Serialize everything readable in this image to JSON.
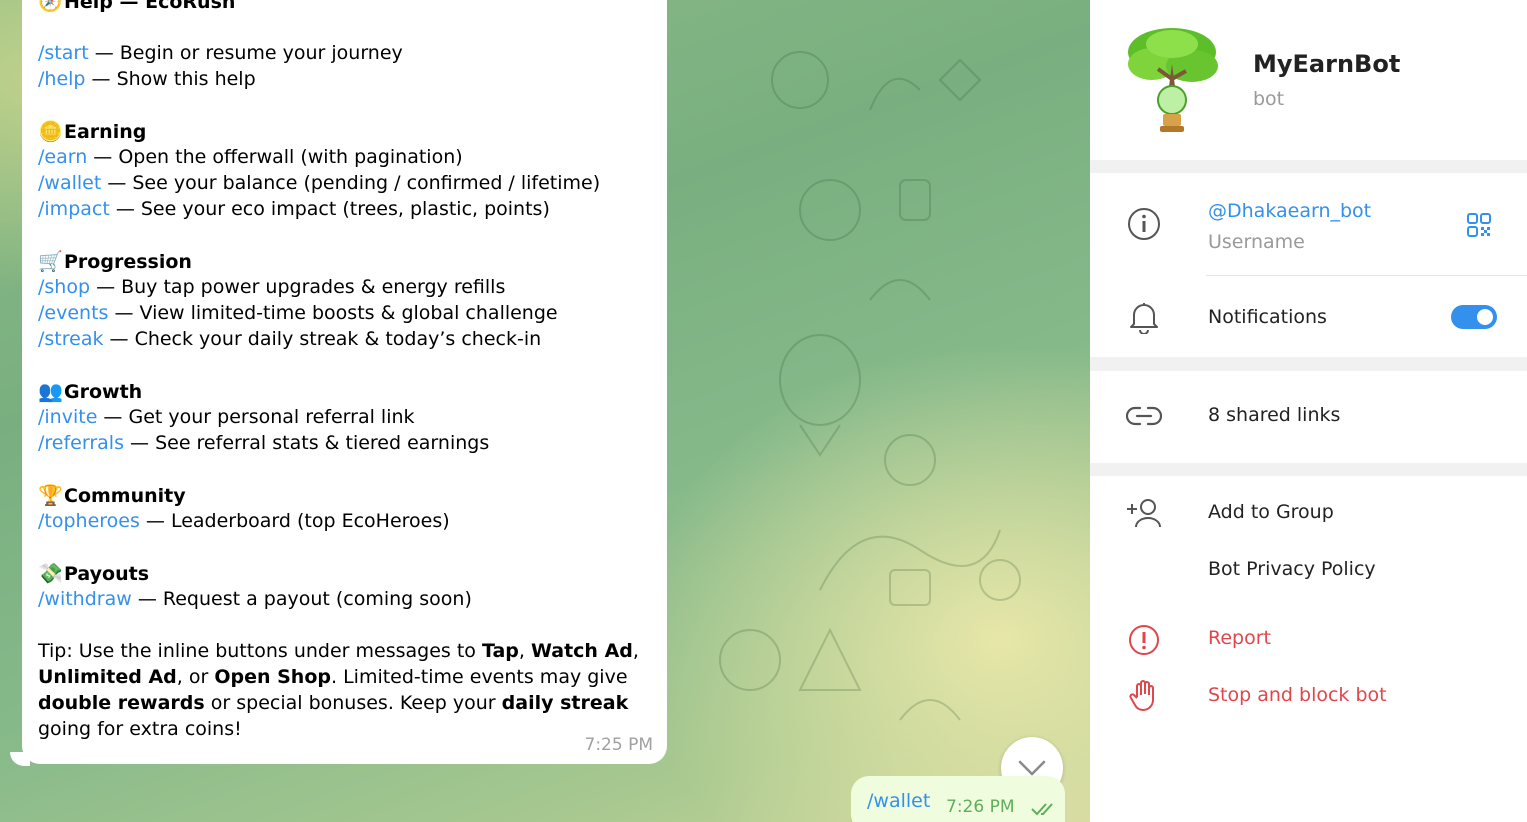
{
  "colors": {
    "accent": "#3390ec",
    "danger": "#e0474c",
    "outgoing_bubble": "#effdde"
  },
  "message": {
    "title_emoji": "🧭",
    "title": "Help — EcoRush",
    "intro_cmds": [
      {
        "cmd": "/start",
        "desc": " — Begin or resume your journey"
      },
      {
        "cmd": "/help",
        "desc": " — Show this help"
      }
    ],
    "sections": [
      {
        "emoji": "🪙",
        "name": "Earning",
        "cmds": [
          {
            "cmd": "/earn",
            "desc": " — Open the offerwall (with pagination)"
          },
          {
            "cmd": "/wallet",
            "desc": " — See your balance (pending / confirmed / lifetime)"
          },
          {
            "cmd": "/impact",
            "desc": " — See your eco impact (trees, plastic, points)"
          }
        ]
      },
      {
        "emoji": "🛒",
        "name": "Progression",
        "cmds": [
          {
            "cmd": "/shop",
            "desc": " — Buy tap power upgrades & energy refills"
          },
          {
            "cmd": "/events",
            "desc": " — View limited-time boosts & global challenge"
          },
          {
            "cmd": "/streak",
            "desc": " — Check your daily streak & today’s check-in"
          }
        ]
      },
      {
        "emoji": "👥",
        "name": "Growth",
        "cmds": [
          {
            "cmd": "/invite",
            "desc": " — Get your personal referral link"
          },
          {
            "cmd": "/referrals",
            "desc": " — See referral stats & tiered earnings"
          }
        ]
      },
      {
        "emoji": "🏆",
        "name": "Community",
        "cmds": [
          {
            "cmd": "/topheroes",
            "desc": " — Leaderboard (top EcoHeroes)"
          }
        ]
      },
      {
        "emoji": "💸",
        "name": "Payouts",
        "cmds": [
          {
            "cmd": "/withdraw",
            "desc": " — Request a payout (coming soon)"
          }
        ]
      }
    ],
    "tip": {
      "t1": "Tip: Use the inline buttons under messages to ",
      "b1": "Tap",
      "t2": ", ",
      "b2": "Watch Ad",
      "t3": ", ",
      "b3": "Unlimited Ad",
      "t4": ", or ",
      "b4": "Open Shop",
      "t5": ". Limited-time events may give ",
      "b5": "double rewards",
      "t6": " or special bonuses. Keep your ",
      "b6": "daily streak",
      "t7": " going for extra coins!"
    },
    "time": "7:25 PM"
  },
  "outgoing": {
    "text": "/wallet",
    "time": "7:26 PM"
  },
  "panel": {
    "bot_name": "MyEarnBot",
    "bot_type": "bot",
    "username": "@Dhakaearn_bot",
    "username_label": "Username",
    "notifications_label": "Notifications",
    "notifications_on": true,
    "shared_links": "8 shared links",
    "add_to_group": "Add to Group",
    "privacy_policy": "Bot Privacy Policy",
    "report": "Report",
    "stop_block": "Stop and block bot"
  }
}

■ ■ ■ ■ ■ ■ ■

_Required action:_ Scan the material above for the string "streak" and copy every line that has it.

_Exercise solution:_
            "cmd": "/streak",
            "desc": " — Check your daily streak & today’s check-in"
      "b6": "daily streak",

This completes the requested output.